WHAT IS REQUIRED:
Say, as a bare number, how many lines of the listing contain "Send".

WORKING DATA:
━━━━

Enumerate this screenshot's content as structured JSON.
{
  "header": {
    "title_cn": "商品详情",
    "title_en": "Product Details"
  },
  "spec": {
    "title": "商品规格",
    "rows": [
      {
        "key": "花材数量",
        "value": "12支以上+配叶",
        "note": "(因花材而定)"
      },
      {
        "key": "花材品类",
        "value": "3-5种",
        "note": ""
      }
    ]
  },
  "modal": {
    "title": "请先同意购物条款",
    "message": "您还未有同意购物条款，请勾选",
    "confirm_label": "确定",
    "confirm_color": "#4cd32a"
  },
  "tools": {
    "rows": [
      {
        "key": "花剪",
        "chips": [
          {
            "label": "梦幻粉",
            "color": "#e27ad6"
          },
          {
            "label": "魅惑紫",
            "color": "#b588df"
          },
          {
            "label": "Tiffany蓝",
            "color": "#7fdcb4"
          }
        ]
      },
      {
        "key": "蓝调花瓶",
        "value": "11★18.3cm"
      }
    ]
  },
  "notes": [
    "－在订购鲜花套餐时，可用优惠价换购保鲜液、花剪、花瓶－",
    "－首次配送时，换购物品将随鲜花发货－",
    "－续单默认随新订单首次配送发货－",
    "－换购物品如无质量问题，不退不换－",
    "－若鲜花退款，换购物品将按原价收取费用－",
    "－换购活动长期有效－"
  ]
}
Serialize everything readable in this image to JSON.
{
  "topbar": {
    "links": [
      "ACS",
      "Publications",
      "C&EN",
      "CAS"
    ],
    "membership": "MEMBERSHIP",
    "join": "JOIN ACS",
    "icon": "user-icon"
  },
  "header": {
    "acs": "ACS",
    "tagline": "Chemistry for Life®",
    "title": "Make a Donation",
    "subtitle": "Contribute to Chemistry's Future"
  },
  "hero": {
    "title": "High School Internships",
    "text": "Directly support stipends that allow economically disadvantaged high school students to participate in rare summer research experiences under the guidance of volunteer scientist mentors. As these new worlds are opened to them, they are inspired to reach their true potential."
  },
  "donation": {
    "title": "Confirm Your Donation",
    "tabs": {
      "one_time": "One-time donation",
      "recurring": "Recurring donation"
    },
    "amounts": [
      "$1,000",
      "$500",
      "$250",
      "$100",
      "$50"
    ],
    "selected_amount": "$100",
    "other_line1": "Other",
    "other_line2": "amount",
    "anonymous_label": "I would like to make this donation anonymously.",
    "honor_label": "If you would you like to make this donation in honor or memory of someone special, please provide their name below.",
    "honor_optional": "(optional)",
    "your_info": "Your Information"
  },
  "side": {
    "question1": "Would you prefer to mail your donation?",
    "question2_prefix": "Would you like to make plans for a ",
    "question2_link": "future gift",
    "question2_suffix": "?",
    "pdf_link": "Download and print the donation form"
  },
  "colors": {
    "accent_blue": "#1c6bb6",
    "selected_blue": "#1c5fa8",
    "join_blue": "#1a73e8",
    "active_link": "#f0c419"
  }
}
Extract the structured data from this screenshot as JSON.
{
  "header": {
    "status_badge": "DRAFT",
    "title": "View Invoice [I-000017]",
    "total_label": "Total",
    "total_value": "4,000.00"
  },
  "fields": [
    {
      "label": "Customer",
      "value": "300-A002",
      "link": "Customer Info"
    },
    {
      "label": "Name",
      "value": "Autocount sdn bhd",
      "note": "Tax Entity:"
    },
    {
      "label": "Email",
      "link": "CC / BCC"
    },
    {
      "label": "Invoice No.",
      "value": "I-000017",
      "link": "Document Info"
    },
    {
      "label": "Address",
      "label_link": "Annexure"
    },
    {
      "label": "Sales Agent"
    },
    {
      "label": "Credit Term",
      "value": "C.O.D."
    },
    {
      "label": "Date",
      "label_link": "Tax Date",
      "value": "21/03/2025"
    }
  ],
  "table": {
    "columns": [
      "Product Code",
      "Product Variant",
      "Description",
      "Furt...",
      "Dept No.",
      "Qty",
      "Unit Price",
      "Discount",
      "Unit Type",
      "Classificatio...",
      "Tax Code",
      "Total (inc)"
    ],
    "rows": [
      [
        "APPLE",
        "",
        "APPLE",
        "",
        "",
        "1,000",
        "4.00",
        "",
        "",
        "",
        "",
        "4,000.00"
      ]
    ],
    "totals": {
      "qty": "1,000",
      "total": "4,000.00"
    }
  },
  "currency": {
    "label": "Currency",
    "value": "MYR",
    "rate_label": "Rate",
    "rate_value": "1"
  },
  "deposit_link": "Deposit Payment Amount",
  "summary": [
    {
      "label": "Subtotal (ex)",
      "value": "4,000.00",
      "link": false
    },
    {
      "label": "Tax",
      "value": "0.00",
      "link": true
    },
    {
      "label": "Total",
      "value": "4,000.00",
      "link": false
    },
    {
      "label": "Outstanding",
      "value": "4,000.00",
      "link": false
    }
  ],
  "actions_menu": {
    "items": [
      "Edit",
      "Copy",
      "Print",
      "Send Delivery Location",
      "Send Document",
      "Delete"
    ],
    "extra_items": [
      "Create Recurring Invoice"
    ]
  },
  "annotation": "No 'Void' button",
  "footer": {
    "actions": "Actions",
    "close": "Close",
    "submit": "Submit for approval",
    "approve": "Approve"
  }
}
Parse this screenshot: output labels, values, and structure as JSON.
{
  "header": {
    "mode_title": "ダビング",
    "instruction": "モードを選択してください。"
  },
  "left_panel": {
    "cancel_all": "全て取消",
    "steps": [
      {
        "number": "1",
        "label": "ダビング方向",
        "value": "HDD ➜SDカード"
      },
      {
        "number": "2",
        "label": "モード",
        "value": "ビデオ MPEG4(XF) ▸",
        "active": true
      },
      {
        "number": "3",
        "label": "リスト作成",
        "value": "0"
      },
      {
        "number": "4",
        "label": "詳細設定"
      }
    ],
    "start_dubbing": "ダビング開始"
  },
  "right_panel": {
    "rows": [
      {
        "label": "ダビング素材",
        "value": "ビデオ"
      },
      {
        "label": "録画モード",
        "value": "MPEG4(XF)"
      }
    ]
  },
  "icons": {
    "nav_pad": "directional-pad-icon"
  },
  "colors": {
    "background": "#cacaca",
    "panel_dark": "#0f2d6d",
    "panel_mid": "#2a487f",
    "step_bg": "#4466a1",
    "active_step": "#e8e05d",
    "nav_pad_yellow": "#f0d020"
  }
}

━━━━

RESULT BELOW:
2